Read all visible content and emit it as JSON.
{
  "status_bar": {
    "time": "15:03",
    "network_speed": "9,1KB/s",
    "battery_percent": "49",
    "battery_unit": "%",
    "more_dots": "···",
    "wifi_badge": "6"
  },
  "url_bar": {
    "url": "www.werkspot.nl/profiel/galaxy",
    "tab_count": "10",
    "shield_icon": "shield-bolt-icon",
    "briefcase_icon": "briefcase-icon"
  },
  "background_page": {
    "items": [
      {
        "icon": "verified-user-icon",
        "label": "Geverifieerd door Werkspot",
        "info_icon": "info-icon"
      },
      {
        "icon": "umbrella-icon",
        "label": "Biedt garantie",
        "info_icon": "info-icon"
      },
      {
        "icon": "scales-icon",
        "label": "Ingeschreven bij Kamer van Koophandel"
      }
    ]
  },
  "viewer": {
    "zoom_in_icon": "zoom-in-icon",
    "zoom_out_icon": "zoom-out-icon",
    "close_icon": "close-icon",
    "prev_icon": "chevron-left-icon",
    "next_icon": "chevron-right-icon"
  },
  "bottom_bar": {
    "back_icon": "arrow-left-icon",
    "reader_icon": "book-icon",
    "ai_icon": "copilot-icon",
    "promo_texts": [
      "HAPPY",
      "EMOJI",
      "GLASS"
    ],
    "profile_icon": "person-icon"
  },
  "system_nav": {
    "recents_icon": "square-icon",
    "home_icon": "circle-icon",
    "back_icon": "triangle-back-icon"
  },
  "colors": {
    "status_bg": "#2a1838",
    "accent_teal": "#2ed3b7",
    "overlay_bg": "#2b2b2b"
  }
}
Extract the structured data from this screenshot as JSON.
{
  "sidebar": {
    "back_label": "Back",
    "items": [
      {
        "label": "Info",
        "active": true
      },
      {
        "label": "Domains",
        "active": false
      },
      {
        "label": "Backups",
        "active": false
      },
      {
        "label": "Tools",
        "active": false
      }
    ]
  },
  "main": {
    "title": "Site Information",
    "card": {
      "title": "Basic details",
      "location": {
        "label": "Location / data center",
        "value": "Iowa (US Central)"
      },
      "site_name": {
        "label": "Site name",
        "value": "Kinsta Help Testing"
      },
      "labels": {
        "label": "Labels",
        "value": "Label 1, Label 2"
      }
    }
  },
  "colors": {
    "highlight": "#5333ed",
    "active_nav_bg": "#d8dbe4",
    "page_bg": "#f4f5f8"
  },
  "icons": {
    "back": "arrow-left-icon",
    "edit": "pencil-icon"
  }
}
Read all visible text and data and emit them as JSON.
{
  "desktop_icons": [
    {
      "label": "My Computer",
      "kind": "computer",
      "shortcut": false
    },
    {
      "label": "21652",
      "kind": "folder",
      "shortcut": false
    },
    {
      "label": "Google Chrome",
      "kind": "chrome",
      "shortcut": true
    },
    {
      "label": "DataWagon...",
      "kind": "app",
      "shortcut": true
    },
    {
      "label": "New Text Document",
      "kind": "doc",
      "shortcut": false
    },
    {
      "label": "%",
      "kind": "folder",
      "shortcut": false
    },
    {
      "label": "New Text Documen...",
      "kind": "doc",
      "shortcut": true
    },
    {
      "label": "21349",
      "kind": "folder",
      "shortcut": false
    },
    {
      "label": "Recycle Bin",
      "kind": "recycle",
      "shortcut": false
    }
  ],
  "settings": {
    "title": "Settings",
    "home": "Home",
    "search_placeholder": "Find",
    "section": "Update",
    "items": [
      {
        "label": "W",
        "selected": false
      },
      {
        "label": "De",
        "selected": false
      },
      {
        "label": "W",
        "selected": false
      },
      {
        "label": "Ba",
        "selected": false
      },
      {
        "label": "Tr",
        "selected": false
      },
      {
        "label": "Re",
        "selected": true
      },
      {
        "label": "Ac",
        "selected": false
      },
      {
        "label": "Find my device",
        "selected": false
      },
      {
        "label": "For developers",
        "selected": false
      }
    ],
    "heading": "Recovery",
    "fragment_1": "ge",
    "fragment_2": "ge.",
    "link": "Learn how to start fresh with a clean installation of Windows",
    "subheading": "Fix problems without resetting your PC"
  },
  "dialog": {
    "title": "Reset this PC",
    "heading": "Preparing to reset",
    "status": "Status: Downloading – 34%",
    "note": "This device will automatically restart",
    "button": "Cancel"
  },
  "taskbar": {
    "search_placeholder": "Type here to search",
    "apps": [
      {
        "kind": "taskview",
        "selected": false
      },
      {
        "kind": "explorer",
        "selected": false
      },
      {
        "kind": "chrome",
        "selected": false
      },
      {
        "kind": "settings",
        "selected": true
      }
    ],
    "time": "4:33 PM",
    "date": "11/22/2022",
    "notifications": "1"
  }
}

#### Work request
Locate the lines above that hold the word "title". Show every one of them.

#### Answer section
    "title": "Site Information",
      "title": "Basic details",
    "title": "Settings",
    "title": "Reset this PC",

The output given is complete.